[What needs to be done]: Repeat the records exactly, with one exception: no images.

__________

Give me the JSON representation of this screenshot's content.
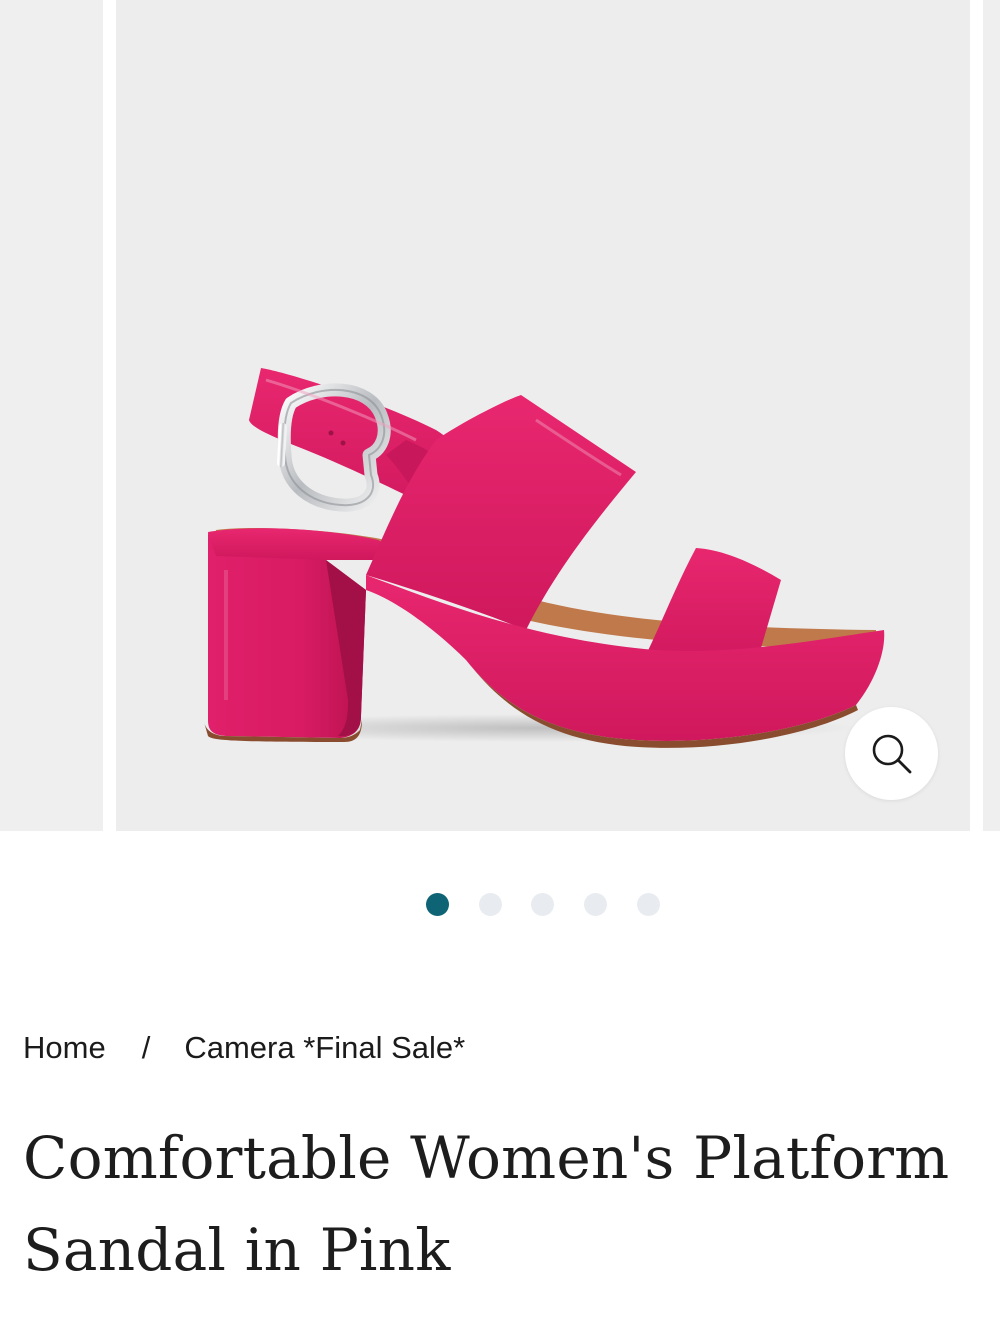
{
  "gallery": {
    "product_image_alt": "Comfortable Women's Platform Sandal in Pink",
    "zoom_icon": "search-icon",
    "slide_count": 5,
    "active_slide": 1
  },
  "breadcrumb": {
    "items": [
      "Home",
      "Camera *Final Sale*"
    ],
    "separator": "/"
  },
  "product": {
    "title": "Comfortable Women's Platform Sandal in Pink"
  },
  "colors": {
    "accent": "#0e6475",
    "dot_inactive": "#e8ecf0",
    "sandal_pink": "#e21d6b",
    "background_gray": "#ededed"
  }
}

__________

[Written solution]:
Give me the JSON representation of this screenshot's content.
{
  "gallery": {
    "product_image_alt": "Comfortable Women's Platform Sandal in Pink",
    "zoom_icon": "search-icon",
    "slide_count": 5,
    "active_slide": 1
  },
  "breadcrumb": {
    "items": [
      "Home",
      "Camera *Final Sale*"
    ],
    "separator": "/"
  },
  "product": {
    "title": "Comfortable Women's Platform Sandal in Pink"
  },
  "colors": {
    "accent": "#0e6475",
    "dot_inactive": "#e8ecf0",
    "sandal_pink": "#e21d6b",
    "background_gray": "#ededed"
  }
}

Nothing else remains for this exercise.